Task instructions → In the entries below, find each line with the string "this" and copy it.

··· Information given

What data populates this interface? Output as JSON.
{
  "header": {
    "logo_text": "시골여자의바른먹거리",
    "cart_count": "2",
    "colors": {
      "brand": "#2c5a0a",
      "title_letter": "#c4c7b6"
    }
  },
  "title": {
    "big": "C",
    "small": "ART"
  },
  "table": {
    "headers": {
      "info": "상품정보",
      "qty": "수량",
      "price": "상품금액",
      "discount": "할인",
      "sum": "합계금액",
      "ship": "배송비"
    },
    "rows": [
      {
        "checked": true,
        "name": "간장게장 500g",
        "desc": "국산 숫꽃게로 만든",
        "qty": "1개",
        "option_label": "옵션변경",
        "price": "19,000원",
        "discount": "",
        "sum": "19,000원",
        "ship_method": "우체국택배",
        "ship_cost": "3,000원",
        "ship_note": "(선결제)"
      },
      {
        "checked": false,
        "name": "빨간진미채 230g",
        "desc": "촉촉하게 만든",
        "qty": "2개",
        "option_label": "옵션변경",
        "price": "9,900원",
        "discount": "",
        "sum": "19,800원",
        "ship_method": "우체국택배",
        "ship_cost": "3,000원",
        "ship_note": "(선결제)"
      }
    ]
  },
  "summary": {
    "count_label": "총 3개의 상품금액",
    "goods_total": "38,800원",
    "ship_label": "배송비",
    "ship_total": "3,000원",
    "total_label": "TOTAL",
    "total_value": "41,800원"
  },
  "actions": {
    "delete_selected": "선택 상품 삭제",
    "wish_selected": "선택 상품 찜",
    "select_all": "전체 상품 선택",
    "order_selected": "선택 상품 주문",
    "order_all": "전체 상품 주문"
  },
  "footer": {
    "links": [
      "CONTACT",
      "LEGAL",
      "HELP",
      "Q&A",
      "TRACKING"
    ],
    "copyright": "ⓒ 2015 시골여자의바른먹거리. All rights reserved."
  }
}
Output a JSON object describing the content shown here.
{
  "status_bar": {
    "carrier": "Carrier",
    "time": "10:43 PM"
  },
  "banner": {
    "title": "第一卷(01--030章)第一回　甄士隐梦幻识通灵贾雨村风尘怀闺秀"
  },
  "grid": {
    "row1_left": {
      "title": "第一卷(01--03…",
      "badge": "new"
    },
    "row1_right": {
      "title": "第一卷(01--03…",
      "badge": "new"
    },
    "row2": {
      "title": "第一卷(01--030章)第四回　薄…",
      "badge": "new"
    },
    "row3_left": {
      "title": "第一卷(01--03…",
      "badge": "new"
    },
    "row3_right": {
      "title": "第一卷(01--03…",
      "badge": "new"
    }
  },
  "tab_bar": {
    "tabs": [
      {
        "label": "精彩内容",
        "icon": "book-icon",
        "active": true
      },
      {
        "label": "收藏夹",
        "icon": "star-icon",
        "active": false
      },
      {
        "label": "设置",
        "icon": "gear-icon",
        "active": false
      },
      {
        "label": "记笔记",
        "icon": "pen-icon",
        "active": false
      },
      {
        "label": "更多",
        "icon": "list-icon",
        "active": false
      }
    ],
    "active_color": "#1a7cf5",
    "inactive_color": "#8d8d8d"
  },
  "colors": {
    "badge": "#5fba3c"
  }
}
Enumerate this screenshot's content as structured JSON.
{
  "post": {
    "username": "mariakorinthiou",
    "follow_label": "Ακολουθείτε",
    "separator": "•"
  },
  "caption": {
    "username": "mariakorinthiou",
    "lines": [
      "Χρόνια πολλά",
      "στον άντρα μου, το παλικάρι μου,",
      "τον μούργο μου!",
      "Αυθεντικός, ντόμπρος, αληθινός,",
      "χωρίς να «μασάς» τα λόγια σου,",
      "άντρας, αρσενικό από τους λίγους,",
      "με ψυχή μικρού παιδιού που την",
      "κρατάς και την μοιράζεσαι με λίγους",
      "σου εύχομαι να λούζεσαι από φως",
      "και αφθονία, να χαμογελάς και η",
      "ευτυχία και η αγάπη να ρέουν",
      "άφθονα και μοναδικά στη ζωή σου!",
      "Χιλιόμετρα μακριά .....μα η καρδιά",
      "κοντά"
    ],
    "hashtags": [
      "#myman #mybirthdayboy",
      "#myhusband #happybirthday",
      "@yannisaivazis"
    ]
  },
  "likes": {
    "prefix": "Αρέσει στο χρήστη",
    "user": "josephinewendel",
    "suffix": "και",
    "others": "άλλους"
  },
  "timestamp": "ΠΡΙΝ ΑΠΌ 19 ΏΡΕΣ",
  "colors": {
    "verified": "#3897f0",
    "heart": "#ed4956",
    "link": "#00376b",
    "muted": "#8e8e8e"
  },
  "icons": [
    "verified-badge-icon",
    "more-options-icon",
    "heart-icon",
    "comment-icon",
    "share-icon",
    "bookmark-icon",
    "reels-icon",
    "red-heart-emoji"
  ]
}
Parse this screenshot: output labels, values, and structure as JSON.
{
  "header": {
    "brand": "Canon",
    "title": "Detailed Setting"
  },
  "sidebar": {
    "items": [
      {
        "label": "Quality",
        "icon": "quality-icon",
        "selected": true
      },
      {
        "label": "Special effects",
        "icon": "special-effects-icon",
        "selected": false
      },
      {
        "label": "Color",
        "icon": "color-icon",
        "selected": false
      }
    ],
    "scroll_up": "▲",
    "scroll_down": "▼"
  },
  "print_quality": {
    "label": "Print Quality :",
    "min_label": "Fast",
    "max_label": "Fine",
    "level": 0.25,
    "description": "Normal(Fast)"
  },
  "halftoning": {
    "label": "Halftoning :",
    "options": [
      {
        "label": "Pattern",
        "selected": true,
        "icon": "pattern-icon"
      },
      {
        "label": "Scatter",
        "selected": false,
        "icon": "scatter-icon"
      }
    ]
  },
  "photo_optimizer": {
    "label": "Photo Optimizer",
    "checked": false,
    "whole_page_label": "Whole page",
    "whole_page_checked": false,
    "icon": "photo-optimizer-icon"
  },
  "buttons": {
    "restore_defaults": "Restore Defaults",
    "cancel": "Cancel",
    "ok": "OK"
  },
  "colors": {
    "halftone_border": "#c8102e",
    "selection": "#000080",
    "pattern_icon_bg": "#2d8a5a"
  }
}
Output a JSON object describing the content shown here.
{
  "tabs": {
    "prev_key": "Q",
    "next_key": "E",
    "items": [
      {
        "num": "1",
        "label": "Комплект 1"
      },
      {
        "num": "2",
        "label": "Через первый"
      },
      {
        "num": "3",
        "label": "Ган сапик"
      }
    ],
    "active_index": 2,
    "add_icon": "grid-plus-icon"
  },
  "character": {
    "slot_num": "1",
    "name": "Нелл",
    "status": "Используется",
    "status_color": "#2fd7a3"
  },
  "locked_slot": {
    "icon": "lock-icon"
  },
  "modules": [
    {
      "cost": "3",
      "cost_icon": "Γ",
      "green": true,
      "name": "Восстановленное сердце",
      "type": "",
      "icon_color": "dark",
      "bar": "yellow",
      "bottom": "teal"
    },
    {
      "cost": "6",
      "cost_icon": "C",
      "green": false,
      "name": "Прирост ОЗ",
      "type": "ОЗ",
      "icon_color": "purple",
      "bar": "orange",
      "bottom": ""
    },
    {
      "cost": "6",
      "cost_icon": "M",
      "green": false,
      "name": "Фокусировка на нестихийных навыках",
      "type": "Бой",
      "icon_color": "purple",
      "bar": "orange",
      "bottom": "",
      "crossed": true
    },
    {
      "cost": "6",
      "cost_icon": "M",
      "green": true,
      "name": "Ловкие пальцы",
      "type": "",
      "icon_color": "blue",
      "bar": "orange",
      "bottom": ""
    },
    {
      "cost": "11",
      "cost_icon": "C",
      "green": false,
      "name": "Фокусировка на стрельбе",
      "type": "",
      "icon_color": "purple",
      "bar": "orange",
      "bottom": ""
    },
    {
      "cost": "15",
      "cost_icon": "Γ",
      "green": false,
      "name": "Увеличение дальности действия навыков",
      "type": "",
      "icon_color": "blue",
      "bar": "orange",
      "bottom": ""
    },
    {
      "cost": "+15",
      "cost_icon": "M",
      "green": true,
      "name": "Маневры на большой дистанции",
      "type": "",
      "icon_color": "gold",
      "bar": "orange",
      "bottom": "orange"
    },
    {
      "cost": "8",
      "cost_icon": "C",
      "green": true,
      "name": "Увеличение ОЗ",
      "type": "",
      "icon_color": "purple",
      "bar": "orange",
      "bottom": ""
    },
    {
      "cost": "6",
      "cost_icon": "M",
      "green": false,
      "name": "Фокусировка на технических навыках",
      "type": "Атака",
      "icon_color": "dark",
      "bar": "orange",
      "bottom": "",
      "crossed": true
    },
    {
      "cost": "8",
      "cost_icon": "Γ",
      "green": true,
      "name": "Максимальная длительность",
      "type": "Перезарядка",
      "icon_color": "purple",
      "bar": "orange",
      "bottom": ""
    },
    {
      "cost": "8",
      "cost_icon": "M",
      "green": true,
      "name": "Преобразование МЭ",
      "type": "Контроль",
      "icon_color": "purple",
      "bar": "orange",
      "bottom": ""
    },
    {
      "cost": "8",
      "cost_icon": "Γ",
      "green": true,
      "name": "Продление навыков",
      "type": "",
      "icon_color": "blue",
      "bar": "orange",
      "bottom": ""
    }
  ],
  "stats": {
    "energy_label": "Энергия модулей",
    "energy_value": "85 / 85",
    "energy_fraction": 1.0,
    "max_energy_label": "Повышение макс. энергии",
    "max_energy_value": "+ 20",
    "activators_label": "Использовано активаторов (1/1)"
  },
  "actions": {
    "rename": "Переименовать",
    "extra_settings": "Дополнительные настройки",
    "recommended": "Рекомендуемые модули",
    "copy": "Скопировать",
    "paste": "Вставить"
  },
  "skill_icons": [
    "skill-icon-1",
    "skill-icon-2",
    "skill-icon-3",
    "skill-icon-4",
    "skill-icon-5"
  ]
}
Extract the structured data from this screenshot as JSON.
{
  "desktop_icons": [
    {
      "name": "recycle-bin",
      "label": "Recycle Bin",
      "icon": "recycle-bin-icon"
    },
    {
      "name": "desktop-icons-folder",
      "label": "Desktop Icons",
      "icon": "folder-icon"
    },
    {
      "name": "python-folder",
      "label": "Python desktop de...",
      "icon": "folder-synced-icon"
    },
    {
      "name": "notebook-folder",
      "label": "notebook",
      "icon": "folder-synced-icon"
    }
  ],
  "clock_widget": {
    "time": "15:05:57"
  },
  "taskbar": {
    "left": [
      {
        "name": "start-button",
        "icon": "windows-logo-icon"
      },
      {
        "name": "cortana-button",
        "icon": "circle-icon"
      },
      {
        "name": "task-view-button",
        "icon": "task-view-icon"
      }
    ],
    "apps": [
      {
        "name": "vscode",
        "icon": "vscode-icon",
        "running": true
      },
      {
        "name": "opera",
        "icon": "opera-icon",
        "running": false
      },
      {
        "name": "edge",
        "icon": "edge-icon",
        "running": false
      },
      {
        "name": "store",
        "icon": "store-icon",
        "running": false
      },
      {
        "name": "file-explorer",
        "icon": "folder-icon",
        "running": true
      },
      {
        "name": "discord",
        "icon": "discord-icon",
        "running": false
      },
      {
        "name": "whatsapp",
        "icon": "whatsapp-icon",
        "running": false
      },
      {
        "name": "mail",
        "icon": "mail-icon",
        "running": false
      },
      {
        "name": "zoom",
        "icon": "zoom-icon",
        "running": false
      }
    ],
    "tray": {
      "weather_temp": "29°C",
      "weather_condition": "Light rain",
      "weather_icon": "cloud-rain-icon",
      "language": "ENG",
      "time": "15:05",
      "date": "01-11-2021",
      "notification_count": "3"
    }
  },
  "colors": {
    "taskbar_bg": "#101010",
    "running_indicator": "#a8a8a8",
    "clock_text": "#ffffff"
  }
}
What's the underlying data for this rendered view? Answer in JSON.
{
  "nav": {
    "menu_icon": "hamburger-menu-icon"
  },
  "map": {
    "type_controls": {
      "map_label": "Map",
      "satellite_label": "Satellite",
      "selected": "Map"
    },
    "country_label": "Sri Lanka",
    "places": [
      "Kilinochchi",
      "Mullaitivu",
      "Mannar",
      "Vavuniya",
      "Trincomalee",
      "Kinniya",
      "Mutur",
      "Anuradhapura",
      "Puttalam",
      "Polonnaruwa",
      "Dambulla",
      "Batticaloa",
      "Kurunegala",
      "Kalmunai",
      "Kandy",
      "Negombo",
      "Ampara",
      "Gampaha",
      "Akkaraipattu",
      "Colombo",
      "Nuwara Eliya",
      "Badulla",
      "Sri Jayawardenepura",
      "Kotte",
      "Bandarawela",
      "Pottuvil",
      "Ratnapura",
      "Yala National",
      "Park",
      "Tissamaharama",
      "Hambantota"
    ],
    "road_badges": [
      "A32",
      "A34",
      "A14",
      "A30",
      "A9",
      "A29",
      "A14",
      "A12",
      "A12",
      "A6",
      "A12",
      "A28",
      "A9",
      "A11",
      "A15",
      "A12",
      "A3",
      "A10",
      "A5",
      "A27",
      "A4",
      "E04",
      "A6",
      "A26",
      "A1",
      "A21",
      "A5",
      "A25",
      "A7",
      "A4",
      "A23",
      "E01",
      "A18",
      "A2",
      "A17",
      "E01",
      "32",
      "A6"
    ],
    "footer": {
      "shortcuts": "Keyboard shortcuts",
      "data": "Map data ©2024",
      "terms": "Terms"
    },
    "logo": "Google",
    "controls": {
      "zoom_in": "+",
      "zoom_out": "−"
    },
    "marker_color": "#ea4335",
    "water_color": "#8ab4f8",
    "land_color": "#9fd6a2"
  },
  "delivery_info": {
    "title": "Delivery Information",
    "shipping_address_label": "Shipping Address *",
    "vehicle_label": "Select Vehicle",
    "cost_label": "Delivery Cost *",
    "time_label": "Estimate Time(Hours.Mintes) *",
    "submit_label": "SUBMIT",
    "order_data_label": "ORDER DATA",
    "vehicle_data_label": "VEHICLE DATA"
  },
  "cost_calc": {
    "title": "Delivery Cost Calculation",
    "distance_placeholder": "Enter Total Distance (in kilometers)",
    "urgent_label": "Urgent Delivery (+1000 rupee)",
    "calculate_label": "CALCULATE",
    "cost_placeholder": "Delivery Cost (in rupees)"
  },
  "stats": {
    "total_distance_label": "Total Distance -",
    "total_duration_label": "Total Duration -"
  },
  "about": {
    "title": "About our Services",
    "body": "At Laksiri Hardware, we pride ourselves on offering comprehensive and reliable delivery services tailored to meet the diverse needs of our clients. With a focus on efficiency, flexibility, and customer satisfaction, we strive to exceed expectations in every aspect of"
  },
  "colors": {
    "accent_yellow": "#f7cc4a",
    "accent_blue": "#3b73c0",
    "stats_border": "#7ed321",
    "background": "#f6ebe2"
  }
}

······

Task solution →
What data populates this interface? Output as JSON.
Enumerate this screenshot's content as structured JSON.
Parse this screenshot: output labels, values, and structure as JSON.
Extract the structured data from this screenshot as JSON.
What's the underlying data for this rendered view? Answer in JSON.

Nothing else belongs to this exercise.